There are days–okay, most of them, actually–when I feel like a mediocre parent, at best. My almost-three-year-old is exhausting. He’s active. He’s full of energy. He’s curious. He talks all. the. time. And he wants his mommies to play with him, all day every day. Seriously, if it were up to this kid, we’d do nothing but follow him around all day, playing with a different toy or game for five minutes (or less) before moving on to the next one.
So I felt a little guilty when we had two back-to-back snow days–Friday and Monday, giving us a four-day weekend–and we put him in daycare both days. I know there’s no reason to feel guilty. Our schools might have been closed, but his wasn’t. We’ve paid in advance for his daycare. We needed the days to work on prepping the nursery for the new baby. I had laundry to catch up on. He has fun at preschool. His friends are there.
That last was the reason I settled on being my main justification for taking my kid to preschool on a snow day. His friends are there. At home, as he’s constantly asking my wife and I to play with him, and we keep mentally begging him, please just play by yourself! But inevitably, he returns to his refrain–“Mommies, come on! Come play with me!”
So we took him to daycare, and I felt guilty. My wife and I got a lot done. We organized closets in the baby’s room and the guest room. We even got to go out for lunch, just the two of us. And we assured ourselves, repeatedly, that our toddler was happy, having fun with his friends.
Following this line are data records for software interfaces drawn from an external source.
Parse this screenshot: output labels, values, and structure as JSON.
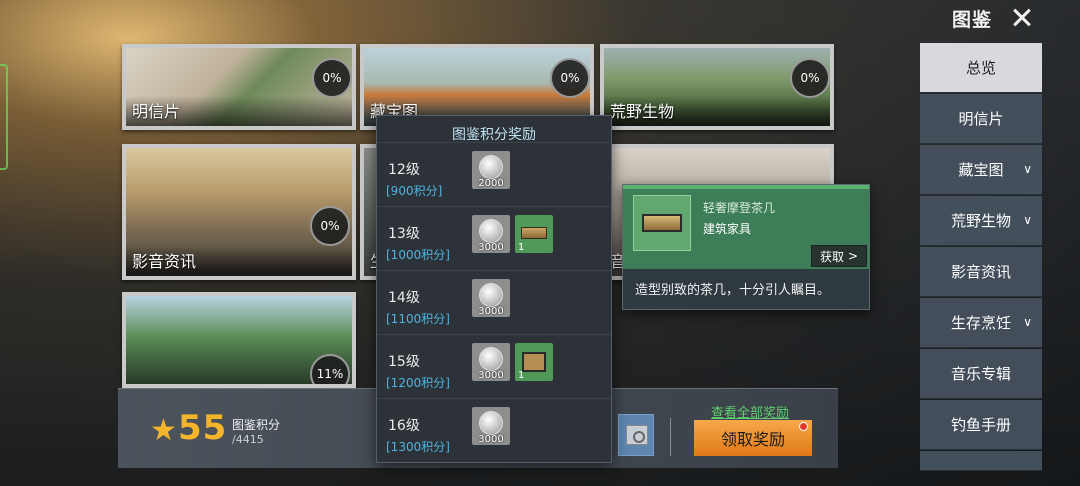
{
  "header": {
    "title": "图鉴"
  },
  "cards": [
    {
      "label": "明信片",
      "percent": "0%"
    },
    {
      "label": "藏宝图",
      "percent": "0%"
    },
    {
      "label": "荒野生物",
      "percent": "0%"
    },
    {
      "label": "影音资讯",
      "percent": "0%"
    },
    {
      "label": "生",
      "percent": ""
    },
    {
      "label": "音",
      "percent": ""
    },
    {
      "label": "",
      "percent": "11%"
    }
  ],
  "rewards_popup": {
    "title": "图鉴积分奖励",
    "levels": [
      {
        "level": "12级",
        "points": "[900积分]",
        "coin": "2000",
        "item_count": ""
      },
      {
        "level": "13级",
        "points": "[1000积分]",
        "coin": "3000",
        "item_count": "1"
      },
      {
        "level": "14级",
        "points": "[1100积分]",
        "coin": "3000",
        "item_count": ""
      },
      {
        "level": "15级",
        "points": "[1200积分]",
        "coin": "3000",
        "item_count": "1"
      },
      {
        "level": "16级",
        "points": "[1300积分]",
        "coin": "3000",
        "item_count": ""
      }
    ]
  },
  "item_tooltip": {
    "name": "轻奢摩登茶几",
    "type": "建筑家具",
    "get_label": "获取",
    "description": "造型别致的茶几，十分引人瞩目。"
  },
  "bottom": {
    "score": "55",
    "score_label": "图鉴积分",
    "score_total": "/4415",
    "view_all": "查看全部奖励",
    "claim": "领取奖励"
  },
  "nav": [
    {
      "label": "总览",
      "active": true,
      "chevron": false
    },
    {
      "label": "明信片",
      "active": false,
      "chevron": false
    },
    {
      "label": "藏宝图",
      "active": false,
      "chevron": true
    },
    {
      "label": "荒野生物",
      "active": false,
      "chevron": true
    },
    {
      "label": "影音资讯",
      "active": false,
      "chevron": false
    },
    {
      "label": "生存烹饪",
      "active": false,
      "chevron": true
    },
    {
      "label": "音乐专辑",
      "active": false,
      "chevron": false
    },
    {
      "label": "钓鱼手册",
      "active": false,
      "chevron": false
    }
  ],
  "colors": {
    "accent_gold": "#f5b52b",
    "claim_orange": "#e07a18",
    "link_green": "#5fd06e",
    "points_blue": "#4fb3e0"
  }
}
Afternoon rolled around, and my wife went to pick him up from preschool. When they came home, we hoped to have some family fun together time making cookies. But toddler curiosity had other plans, and the second I stepped away from his side, he ruined the batter by dumping his milk into the carefully measured flour. After I had told him not to. We didn’t have any more flour. There was a snowstorm outside. He cried. I cried. Everyone was mad. I felt like a terrible mother.
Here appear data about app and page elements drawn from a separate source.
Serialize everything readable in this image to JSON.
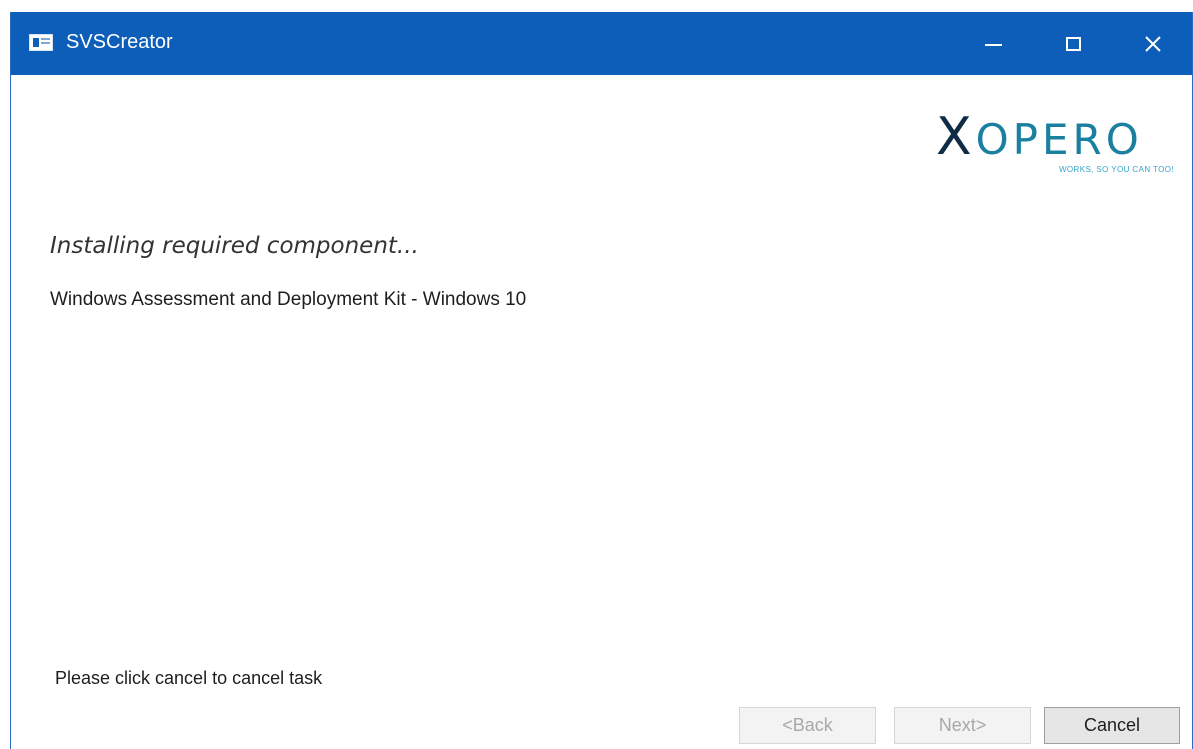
{
  "window": {
    "title": "SVSCreator",
    "controls": {
      "minimize_icon": "minimize-icon",
      "maximize_icon": "maximize-icon",
      "close_icon": "close-icon",
      "close_glyph": "✕"
    },
    "accent_color": "#0c5eb8"
  },
  "logo": {
    "x_letter": "X",
    "rest": "OPERO",
    "tagline": "WORKS, SO YOU CAN TOO!"
  },
  "content": {
    "heading": "Installing required component...",
    "component_name": "Windows Assessment and Deployment Kit - Windows 10",
    "status_message": "Please click cancel to cancel task"
  },
  "buttons": {
    "back_label": "<Back",
    "next_label": "Next>",
    "cancel_label": "Cancel",
    "back_enabled": false,
    "next_enabled": false,
    "cancel_enabled": true
  }
}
Eventually, we all calmed down. The milk incident was forgotten most quickly by our toddler, but mommies still remained sad and disappointed, feeling that our limited family time that evening had been ruined. But 6:30 came along, and it was time for our nightly episode of “Daniel Tiger’s Neighborhood” before bed.
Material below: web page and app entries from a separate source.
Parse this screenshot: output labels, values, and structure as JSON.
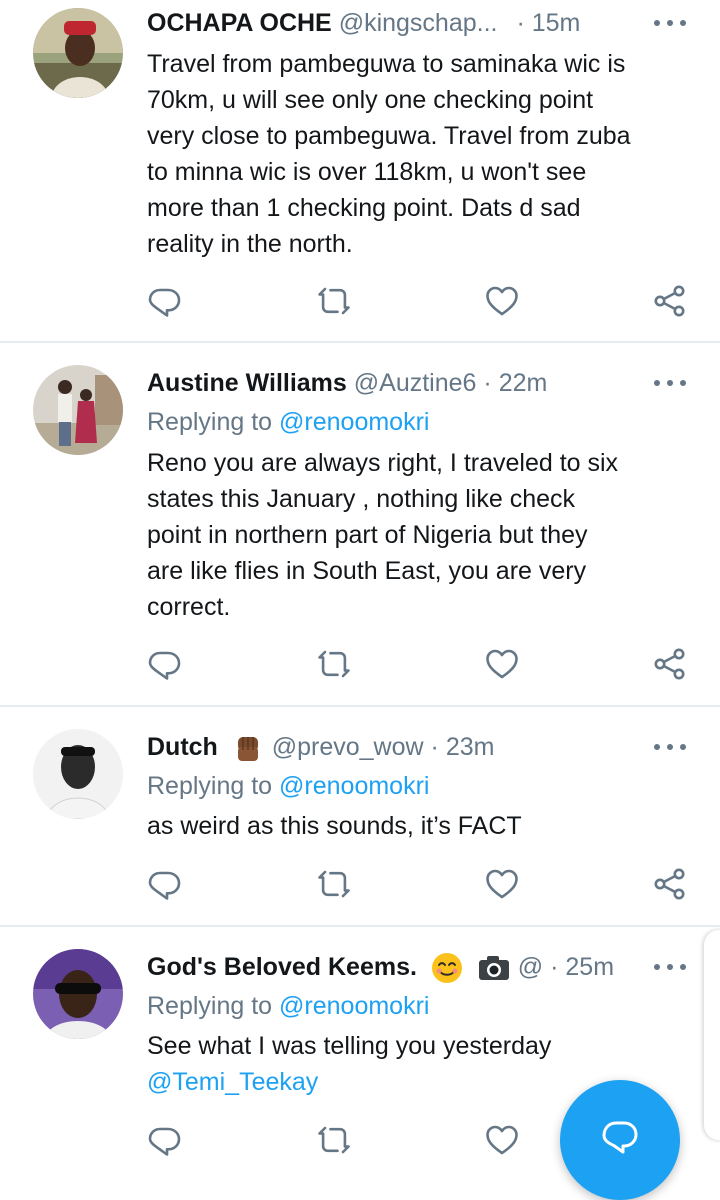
{
  "tweets": [
    {
      "name": "OCHAPA OCHE",
      "handle": "@kingschap...",
      "time": "15m",
      "replying_prefix": "",
      "replying_handle": "",
      "body_lines": [
        "Travel from pambeguwa to saminaka wic is",
        "70km, u will see only one checking point",
        "very close to pambeguwa. Travel from zuba",
        "to minna wic is over 118km, u won't see",
        "more than 1 checking point. Dats d sad",
        "reality in the north."
      ],
      "link": ""
    },
    {
      "name": "Austine Williams",
      "handle": "@Auztine6",
      "time": "22m",
      "replying_prefix": "Replying to",
      "replying_handle": "@renoomokri",
      "body_lines": [
        "Reno you are always right, I traveled to six",
        "states this January , nothing like check",
        "point in northern part of Nigeria  but they",
        "are like flies in South East, you are very",
        "correct."
      ],
      "link": ""
    },
    {
      "name": "Dutch",
      "handle": "@prevo_wow",
      "time": "23m",
      "replying_prefix": "Replying to",
      "replying_handle": "@renoomokri",
      "body_lines": [
        "as weird as this sounds, it’s FACT"
      ],
      "link": ""
    },
    {
      "name": "God's Beloved Keems.",
      "handle": "@",
      "time": "25m",
      "replying_prefix": "Replying to",
      "replying_handle": "@renoomokri",
      "body_lines": [
        "See what I was telling you yesterday"
      ],
      "link": "@Temi_Teekay"
    }
  ],
  "separator": "·",
  "icons": {
    "reply": "reply-icon",
    "retweet": "retweet-icon",
    "like": "heart-icon",
    "share": "share-icon",
    "more": "more-options-icon",
    "compose": "compose-reply-icon",
    "fist_emoji": "raised-fist-emoji",
    "smile_emoji": "smiling-face-emoji",
    "camera_emoji": "camera-emoji"
  },
  "colors": {
    "text": "#14171a",
    "secondary": "#657786",
    "accent": "#1da1f2",
    "divider": "#e6ecf0"
  }
}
Our little man settled himself between the two of us on the couch. As we watched Daniel play with Katerina, trying to cheer ourselves up, my wife asked him, “Who do you think is Daniel’s best friend?” His reply was immediate. “Katerina!” Well, obviously–they were playing together!
“Who’s your best friend?” I asked him. That’s when it happened. Sitting there between his two moms, his favorite spot in the world, our little man didn’t hesitate a moment. He spread his arms, pointing to each of us on either side of him. “You two!”
In that moment, the ruined cookies, the tears, the frustration, the exhaustion…none of it mattered. We were both smothering him with kisses. He grinned, unaware of the effect of his simple, truthful answer on his moms. It’s true. We’re his best friends. And someday, all too soon, that won’t be his answer to that question any longer.
I’ll try to remember that the next time my toddler tugs on my hand and says, “Come play, mommy. I want you with me!”
Of course he wants us with him. We’re his best friends.